If you want to see further, you can take a cable car from Mürren to the Schilthorn summit (2970 m). There, you can see the whole Jungfrau Region and even further, all the way to Mont Blanc in France, and the Black Forest (Schwarzwald) in Germany.
Schilthorn is also the location of some scenes in a James Bond movie. The visitors can enter the world of Bond to relive the adventures of the secret agent through a helicopter simulation, for example.
However, we experience a real and dramatic helicopter ride in Mürren.
I wake up during the night feeling unwell, and the cause of it seems to be severe arrhythmia. Ralph, the owner of our hotel, calls help. The helicopter is on its way. It’s the only way to get to a hospital from Mürren at night.
A local that has been alerted to help drives us to the helicopter landing site on the narrow road in the dark. We can guess that it’s small and on a steep slope.
Soon, we can already hear the helicopter but it disappears in the middle of the mountains. Ralph calls the emergency number again. After minutes that seem very long, the helicopter approaches and manages to land when Ralph shows signs with his torch.
The helicopter takes off for a flight over the dark valley. In about 10 minutes, we land at the hospital in Interlaken.
In the morning, the doctor gives me a clean bill of health. “No restrictions, you can continue hiking on the mountains,” he says. He does, however, recommend taking magnesium.
The cause for my arrhythmia remained a mystery. There were no symptoms before it. It is possible that it had to do with the high altitude and the hot weather on our trip for several days.
We’ve never had any more severe symptoms of altitude sickness than a headache in the Alps. We’ve mainly been hiking in about 2,000 to 3,000 metres where altitude sickness usually doesn’t occur yet. In these altitudes, as well, you need to give your body time to adjust. You also need to take good care of your water and salt balance.
In our experience, hiking in the Alps is not dangerous. We’ve never even twisted our ankle.
It’s good to protect yourself well from the alpine sun since it will quickly burn the skin. Of course, there are other risks, as well.
The trails in the Alps are well signposted and maintained. However, every now and then, the trails are still steep and rocky, snowy or icy, or on the edges of steep cliffs. In spots like these, you can’t afford to trip. Exhaustion increases the risks, as well as rain that makes the paths slippery.
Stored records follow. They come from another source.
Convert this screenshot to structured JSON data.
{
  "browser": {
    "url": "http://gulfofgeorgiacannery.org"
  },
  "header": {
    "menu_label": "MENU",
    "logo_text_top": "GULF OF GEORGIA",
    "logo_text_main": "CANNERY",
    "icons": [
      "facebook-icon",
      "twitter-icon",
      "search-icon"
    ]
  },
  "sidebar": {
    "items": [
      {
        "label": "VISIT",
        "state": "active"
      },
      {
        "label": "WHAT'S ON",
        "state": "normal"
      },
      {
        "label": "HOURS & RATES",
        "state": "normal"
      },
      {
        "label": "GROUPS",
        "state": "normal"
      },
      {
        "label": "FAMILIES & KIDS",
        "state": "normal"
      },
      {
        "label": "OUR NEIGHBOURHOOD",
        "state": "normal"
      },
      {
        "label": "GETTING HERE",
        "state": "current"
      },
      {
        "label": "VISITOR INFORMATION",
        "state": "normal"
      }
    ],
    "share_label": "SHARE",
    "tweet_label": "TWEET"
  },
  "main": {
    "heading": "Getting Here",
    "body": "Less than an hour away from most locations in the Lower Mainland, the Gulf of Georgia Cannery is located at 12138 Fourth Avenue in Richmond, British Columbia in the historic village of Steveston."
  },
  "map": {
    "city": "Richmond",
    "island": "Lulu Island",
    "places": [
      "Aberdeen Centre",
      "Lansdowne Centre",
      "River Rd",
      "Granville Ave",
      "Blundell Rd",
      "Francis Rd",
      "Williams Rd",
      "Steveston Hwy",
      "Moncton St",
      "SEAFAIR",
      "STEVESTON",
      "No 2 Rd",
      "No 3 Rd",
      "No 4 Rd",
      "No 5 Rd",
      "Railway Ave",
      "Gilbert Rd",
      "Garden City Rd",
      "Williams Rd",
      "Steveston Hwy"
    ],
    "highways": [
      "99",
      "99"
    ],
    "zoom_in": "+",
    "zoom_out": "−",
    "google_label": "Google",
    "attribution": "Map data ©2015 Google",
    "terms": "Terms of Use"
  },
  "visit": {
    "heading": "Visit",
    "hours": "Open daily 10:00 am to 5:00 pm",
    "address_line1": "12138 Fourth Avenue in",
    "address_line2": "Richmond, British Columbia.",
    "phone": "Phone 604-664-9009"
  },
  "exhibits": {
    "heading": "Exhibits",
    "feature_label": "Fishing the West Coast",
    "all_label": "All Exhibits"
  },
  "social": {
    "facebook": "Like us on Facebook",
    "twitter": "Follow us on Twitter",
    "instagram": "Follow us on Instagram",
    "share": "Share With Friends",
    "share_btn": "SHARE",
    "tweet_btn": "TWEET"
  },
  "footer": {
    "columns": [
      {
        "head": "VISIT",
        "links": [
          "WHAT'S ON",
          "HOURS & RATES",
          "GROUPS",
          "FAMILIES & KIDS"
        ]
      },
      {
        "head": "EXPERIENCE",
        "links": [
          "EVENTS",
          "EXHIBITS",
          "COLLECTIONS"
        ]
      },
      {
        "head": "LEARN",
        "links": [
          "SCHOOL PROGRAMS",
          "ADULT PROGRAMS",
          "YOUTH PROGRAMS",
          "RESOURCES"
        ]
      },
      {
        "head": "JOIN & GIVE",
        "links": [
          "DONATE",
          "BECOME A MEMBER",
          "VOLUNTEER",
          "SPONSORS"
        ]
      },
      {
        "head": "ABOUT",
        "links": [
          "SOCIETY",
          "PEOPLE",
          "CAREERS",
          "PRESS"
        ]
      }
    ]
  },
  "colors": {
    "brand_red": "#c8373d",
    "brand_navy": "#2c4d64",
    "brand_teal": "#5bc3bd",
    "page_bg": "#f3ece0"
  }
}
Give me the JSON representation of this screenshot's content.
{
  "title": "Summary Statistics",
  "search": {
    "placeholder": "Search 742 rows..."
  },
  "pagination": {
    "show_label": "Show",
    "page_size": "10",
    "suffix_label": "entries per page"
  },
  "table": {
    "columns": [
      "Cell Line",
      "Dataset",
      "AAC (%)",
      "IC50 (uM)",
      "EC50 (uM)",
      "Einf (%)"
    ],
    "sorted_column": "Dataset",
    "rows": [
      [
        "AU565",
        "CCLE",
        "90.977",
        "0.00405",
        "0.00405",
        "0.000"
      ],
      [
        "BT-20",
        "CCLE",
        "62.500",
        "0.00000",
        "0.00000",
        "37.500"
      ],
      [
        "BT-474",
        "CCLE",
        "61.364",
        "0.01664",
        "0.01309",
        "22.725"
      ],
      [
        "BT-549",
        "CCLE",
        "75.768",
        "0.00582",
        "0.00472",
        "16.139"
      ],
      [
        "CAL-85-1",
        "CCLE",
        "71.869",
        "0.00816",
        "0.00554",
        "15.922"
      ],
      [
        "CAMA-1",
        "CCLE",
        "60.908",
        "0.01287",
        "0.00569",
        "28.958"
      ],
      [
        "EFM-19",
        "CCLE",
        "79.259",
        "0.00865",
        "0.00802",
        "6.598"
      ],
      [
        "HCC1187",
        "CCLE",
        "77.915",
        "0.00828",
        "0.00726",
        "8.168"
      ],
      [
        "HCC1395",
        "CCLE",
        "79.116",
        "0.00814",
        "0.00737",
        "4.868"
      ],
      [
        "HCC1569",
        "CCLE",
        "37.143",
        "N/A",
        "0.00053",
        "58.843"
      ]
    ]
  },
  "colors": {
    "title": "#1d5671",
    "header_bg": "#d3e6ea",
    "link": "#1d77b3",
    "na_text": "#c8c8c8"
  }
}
It’s better to look at the range in elevation rather than the length of the trail to estimate how demanding the trail is. Hikes in the Alps don’t usually require top fitness, but there are very demanding trails, as well. It’s wise to study the trail descriptions in advance.
Essential gear includes sturdy hiking boots and hiking poles that help with the balance. Before setting off on a trip in the Alps, it’s good to make sure you have travel insurance and check the local emergency number.
Translated into English by Katja Juutistenaho. Original Finnish text by Tuomas Hyytinen and Mila Hyytinen.